How Lethal Injection Actually Works

Published March 12, 2018

If you've ever asked yourself, 'how does lethal injection work?' we've got your answer, and it's not exactly pleasant.

Lethal Injection Viewing Chamber

The first documented case of capital punishment in America dates back to 1608, when George Kendall was accused of betraying Britain to her enemy, Spain. He was executed by firing squad in Jamestown, Va.

America has fast-forwarded through many capital punishment trends: firing squad, hanging, electrocution, and gas chambers have all had their day (the guillotine never picked up traction). But lethal injection has replaced all of these as the execution method du jour with over 1,000 people executed this way since the 1980s.

Lethal injection has been proposed since the 19th century, with interest resurging in Nazi Germany, but the seed was planted for the institution we know today by Jay Chapman, the chief medical examiner of Oklahoma. He was charged with coming up with a humane way to put criminals to death by a state representative in 1977.

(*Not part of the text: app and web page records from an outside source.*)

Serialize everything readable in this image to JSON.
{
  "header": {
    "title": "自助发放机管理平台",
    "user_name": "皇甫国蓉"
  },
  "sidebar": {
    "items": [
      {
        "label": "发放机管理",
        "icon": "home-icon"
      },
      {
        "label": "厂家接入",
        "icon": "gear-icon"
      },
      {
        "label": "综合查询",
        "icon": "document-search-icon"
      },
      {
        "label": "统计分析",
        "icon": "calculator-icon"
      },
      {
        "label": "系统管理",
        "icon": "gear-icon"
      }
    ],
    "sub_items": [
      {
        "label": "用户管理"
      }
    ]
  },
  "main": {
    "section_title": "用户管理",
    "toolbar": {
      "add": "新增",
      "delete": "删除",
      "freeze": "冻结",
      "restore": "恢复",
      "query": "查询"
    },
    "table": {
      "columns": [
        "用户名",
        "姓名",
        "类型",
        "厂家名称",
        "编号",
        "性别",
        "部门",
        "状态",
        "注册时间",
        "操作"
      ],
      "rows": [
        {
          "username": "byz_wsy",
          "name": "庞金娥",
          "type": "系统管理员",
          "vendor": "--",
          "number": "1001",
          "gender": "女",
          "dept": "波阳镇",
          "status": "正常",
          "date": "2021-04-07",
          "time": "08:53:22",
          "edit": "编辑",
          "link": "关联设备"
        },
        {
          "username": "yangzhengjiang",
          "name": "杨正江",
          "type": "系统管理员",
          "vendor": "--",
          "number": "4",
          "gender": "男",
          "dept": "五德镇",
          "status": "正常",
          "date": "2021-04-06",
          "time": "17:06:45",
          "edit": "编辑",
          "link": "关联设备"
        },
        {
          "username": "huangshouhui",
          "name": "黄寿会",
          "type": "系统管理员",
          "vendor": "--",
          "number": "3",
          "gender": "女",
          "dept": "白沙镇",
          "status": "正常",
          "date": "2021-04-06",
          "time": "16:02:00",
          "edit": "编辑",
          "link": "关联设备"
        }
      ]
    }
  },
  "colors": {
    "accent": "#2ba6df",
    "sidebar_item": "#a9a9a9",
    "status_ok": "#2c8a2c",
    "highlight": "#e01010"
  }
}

Lethal Injection Chamber

Public DomainA modern day execution chamber, where lethal injection is administered.

According to So Long as They Die: Lethal Injections in the United States, Chapman created a method in which “an intravenous saline drip shall be started in the prisoner’s arm, into which shall be introduced a lethal injection consisting of an ultrashort-acting barbiturate in combination with a chemical paralytic.”

And with that, the protocol for lethal injection was born. But, exactly how does lethal injection work?

First, the subject is prepped for the procedure, including disinfecting all tools and germane body parts. Then a lethal three-ingredient cocktail is administered, typically containing sodium thiopental, pancuronium bromide, and potassium chloride.

Sodium thiopental is an anesthetic, given to sedate the subject, as the process is not painless. It acts as a downer, disrupting the communication between the mind and body, rendering a person unconscious with a high enough dose. Sodium thiopental’s use in American injections has ebbed in recent years.

Then, vecuronium bromide is administered, acting as a supplement to anesthesia, causing paralysis. It blocks the signals between the nerves and the muscles, ensuring stillness during a medical procedure.

Finally, potassium chloride introduces enough of the first ingredient to stop the heart. The overflow of potassium interferes with the electrical impulses of the muscle, causing cardiac arrest.

Once the potassium chloride is administered, the subject usually has about ten minutes left on earth–if all goes well.

Critics of the process cite that the “humane” aspect of lethal injection may be folly, pointing to botched cases like Angel Nieves Diaz (who suffered chemical burns when his injections overshot the veins and hit soft tissue) and Romell Broom (who survived the first round of injections due to improper preparation) as cases arguing against the painlessness of this method.

Next, check out the days when elephants used to carry out capital punishments. Then, read about lingchi, one of the most terrifying torture methods in history.

Andrew Milne
Andrew Milne holds a Bachelor's in journalism from Fordham University and his work has appeared on Bon Appétit and Food Network.
Katie Serena
A former staff writer at All That's Interesting, Katie Serena has also published work in Salon.
Cite This Article
Milne, Andrew. "How Lethal Injection Actually Works.", March 12, 2018, Accessed April 19, 2024.